Posted on: Thursday, December 21, 2006

School aid for poor is uneven, report says

By Nancy Zuckerbrod
Associated Press

WASHINGTON Poor children in public schools are shortchanged by federal and state school aid policies, a report released yesterday says.

The federal Education Department gives states nearly $13 billion a year to help students in low-income districts.

The complex formula used to determine each state's share guarantees a minimum amount for small-population states. That means Wyoming and Vermont, for example, can get more money per poor student than do more populous states.

Federal school dollars also are tied to the amount that each state spends on education. States that spend more get more from Washington.

But this link rewards states more for their wealth than their efforts to educate poor kids, according to the Education Trust, a Washington-based children's advocacy group.

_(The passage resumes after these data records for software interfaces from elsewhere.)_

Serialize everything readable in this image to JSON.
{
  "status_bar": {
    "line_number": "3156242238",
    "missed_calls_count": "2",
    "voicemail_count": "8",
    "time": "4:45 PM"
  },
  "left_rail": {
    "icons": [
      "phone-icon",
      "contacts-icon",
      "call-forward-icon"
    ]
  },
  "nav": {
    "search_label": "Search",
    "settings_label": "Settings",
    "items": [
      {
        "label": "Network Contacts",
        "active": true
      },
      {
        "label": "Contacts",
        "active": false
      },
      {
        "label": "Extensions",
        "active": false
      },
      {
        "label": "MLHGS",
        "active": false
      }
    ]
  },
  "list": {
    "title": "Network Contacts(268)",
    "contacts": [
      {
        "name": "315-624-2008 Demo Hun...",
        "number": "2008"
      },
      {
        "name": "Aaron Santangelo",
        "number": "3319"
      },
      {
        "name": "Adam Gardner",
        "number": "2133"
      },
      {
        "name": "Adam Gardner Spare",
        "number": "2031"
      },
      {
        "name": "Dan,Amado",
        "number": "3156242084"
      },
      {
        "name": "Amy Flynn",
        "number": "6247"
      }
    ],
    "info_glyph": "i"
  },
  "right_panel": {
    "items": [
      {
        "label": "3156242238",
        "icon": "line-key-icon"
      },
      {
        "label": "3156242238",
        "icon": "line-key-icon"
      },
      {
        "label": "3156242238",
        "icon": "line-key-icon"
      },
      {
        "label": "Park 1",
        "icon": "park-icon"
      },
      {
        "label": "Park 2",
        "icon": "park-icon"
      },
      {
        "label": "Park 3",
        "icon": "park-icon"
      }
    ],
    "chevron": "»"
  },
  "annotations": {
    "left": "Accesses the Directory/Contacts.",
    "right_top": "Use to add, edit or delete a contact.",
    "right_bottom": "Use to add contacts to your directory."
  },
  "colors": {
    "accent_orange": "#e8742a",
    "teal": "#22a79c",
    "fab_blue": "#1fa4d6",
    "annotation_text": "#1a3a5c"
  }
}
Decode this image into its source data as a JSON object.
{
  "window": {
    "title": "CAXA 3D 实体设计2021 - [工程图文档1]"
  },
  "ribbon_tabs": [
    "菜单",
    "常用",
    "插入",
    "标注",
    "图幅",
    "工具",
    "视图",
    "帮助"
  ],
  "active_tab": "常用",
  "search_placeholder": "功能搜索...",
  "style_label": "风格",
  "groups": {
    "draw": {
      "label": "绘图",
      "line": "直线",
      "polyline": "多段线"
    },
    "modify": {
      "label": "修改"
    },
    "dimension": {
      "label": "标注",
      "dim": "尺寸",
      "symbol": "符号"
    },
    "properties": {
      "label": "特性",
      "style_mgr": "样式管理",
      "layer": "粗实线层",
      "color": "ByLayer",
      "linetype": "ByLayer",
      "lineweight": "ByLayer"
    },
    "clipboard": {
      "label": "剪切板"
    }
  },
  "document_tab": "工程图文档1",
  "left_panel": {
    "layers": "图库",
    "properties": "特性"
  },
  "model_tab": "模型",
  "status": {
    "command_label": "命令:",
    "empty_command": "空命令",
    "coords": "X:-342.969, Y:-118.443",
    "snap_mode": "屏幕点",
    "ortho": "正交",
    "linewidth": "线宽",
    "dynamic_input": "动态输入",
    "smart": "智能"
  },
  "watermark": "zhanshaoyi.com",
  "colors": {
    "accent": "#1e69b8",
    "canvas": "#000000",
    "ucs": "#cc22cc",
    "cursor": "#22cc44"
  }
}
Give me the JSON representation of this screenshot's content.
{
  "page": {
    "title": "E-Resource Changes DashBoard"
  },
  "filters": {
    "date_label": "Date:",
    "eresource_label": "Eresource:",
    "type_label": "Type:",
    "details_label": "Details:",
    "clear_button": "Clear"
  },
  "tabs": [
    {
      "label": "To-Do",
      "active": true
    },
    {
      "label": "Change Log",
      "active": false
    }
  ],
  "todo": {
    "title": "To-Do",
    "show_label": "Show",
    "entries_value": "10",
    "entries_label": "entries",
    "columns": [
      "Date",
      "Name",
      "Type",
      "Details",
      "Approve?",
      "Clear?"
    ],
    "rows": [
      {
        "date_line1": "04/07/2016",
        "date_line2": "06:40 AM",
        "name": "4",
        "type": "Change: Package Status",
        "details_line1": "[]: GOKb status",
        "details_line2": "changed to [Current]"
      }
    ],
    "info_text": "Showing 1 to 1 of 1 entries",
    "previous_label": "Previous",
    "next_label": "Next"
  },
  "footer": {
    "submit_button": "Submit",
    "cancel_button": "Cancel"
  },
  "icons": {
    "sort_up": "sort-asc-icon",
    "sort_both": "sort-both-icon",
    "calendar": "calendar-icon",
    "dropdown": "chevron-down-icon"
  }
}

For example, the report shows Maryland has fewer poor children than Arkansas but gets about 50 percent more federal aid per poor child, $1,522, than does Arkansas, at $1,009.

The report shows that Hawai'i ranks 25th in the nation, with 26,720 poor children, who receive an average of $1,351.

The gap occurs even though Arkansas dedicates a larger share of its resources to education than does wealthier Maryland, the report says.

The authors say that when Congress reviews federal education spending in the coming year, lawmakers should rethink how they distribute money for poor students.

Poor children were defined as those living in households with incomes below the federal poverty line of $18,660 for a family of four in 2003.